In the previous article calculating the cost of elements in a piping system (Pumps & Systems, July 2014), the energy consumed and power cost balanced exactly to demonstrate the process. Seldom is life that exact. In the real-world plant, instruments are subject to inaccuracy, pumps may be worn, estimates may be off
or the full system may not be
accurately represented in the design documents.
This month’s article demonstrates how cross-validating the calculated results can ensure the energy cost balance sheet accurately reflects system operation.

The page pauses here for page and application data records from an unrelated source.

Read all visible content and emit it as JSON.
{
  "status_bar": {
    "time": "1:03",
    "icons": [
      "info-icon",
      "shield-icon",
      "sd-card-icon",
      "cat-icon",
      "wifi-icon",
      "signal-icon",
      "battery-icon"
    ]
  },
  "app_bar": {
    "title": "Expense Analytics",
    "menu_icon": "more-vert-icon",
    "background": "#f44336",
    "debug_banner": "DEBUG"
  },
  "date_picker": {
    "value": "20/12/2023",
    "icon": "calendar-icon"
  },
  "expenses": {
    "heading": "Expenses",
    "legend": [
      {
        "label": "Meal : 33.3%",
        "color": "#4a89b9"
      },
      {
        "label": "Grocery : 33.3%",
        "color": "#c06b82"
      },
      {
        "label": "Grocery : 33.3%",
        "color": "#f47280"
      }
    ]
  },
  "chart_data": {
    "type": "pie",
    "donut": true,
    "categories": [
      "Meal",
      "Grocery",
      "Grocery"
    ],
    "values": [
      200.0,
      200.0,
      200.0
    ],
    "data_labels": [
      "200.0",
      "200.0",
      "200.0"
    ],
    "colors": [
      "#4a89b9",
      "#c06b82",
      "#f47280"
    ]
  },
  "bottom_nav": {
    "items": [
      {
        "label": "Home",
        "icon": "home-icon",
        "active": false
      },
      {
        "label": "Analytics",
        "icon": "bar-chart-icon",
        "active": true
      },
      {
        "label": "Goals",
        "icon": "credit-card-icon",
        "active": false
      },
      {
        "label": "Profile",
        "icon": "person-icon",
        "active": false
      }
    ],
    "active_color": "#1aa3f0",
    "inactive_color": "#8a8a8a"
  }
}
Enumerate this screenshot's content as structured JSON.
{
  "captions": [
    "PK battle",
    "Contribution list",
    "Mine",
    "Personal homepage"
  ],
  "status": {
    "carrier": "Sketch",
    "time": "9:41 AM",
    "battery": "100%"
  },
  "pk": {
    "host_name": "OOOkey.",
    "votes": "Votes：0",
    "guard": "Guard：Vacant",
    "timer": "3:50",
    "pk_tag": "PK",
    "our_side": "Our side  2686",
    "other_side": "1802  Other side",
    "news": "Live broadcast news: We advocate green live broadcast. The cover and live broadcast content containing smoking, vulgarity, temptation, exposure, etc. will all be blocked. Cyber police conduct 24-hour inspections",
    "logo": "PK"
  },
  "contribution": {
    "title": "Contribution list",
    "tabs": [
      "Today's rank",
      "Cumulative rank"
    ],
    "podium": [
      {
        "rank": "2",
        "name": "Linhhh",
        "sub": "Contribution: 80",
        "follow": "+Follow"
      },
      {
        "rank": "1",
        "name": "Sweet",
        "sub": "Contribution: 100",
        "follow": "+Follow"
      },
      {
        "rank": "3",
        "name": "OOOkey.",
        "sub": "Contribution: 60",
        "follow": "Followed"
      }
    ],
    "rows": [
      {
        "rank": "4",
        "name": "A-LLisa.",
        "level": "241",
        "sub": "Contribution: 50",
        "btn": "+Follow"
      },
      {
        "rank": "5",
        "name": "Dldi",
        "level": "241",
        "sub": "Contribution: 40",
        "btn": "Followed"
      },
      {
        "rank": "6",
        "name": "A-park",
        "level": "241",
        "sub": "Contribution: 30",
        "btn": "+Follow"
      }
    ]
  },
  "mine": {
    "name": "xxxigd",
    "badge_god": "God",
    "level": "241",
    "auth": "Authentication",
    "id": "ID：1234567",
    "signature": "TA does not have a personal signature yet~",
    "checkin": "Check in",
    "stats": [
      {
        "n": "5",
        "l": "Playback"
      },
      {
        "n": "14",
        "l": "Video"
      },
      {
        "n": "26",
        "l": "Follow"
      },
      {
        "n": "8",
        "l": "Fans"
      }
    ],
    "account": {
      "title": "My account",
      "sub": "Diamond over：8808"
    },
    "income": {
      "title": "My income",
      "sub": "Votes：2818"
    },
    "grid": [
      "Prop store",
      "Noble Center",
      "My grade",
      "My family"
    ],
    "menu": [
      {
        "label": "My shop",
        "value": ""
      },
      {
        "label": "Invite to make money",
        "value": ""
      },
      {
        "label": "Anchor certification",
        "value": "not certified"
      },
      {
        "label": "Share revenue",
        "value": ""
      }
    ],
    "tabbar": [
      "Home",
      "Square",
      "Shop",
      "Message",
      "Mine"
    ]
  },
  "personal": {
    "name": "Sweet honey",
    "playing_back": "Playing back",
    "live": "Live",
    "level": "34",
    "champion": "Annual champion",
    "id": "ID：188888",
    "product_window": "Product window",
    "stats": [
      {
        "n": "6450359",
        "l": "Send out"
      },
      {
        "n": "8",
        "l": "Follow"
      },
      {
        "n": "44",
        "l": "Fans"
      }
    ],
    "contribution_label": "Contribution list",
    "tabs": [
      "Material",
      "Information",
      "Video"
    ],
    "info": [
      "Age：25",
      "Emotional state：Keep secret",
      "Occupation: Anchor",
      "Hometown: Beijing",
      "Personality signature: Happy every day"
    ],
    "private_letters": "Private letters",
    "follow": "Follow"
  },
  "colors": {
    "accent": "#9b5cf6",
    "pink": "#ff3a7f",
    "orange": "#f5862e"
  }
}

The key to validating the results is to use multiple means for arriving at the operating cost of each item in the energy cost balance sheet. If the energy cost balance sheet does not add up, troubleshooting skills need to be employed to discover the reason for the difference.
This article will continue to use the example piping system presented in previous articles (see Figure 1).
Figure 1. Drawing of sample piping system (Article graphics courtesy of the author.)
Prioritizing the System
The pump elements provide all the energy that enters the system. That energy is then consumed by the system’s process and control elements.
If the energy cost balance sheet does not balance, operators should begin looking for the source of the problem. The major energy users in the system should be examined, and operators should find methods to cross-validate the initial estimates.
In the example, the pump’s flow rate was determined using the manufacturer’s pump curve. With a known flow rate, the pump efficiency can be determined from the curve.
Because the pump efficiency is used in all energy cost calculations, ensuring the accuracy of the value is critical.
Inaccuracies can occur in real-life operating conditions. For example, if the pump has a worn impeller and excessive internal leakage, it no longer reflects the pump curve’s operation.
Figure 2 shows a pump curve for the process pump along with an example of the effect that excessive internal leakage can have on the pump curve.
Figure 2. An example showing the effect internal leakage has on pump performance. Because of internal leakage, the installed pump is not operating as designed.
Using the calculated head difference of 235 feet (ft), the worn impeller gives a flow rate of less than the 4,000 gallons per minute (gpm) used in the previous energy system balance.
In addition, the efficiency of a worn impeller would differ from the manufacturer-supplied test curve.
This would result in inaccurate power consumption and operation costs calculations.
Operators have other options to determine the flow rate through the pump, including portable ultrasonic flow meters.
These meters provide a reasonably accurate flow measurement in a pipeline without physically changing the piping system.
If the observed flow rate on the temporary flow meter equals the value determined using the pump head and the pump curve, the flow rate is validated, and the efficiency is validated by association.
If a power meter is installed on the motor driving the pump, the measured kilowatt (kW) value can be compared to the calculated power consumed using the pumps flow, head and efficiency values as show in Equation 1, at the bottom of page.
If the power into the motor as read on its power meter is the same as the calculated power consumption using Equation 1, the pump’s flow, head and efficiency values are validated.
Q = flow rate in gpm
H = pump head in ft
ρ = fluid density lb/ft3
ηP = pump efficiency
ηM = motor efficiency
If a power reading is not available for the motor, the motor’s power consumption can be calculated by measuring the current and voltage supplied to the pump’s motor, then using Equation 2. The motor’s power factor can be read on its nameplate.
P3ϕMotor = motor power in kW
V = voltage volts
I = current amps
Pf = motor power factor
If the calculated value of motor power equals the pump’s power consumption, the pump flow, head and efficiency values are validated.
Tank Levels and Pressures
The tanks and vessels make excellent piping system boundaries. The energy at each tank can be determined by using the elevation of the liquid level in the tank and pressure on the liquid surface.
From these values the energy consumed for the static head component can be easily calculated.
The results can be cross-validated using installed pressure and level instrumentation.
The liquid level can be checked with a sight glass or by manually measuring the liquid level in the tank. The pressure in a closed vessel can be compared using the installed plant instrumentation, installed pressure gauges or a temporary pressure gauge.
In last month’s example, the differential pressure across the control valve was calculated by subtracting the sum of the head losses of the process elements from the pump head. This approach is easy, but any errors made in the previous calculations will compound and can greatly reduce the energy cost balance sheet’s accuracy.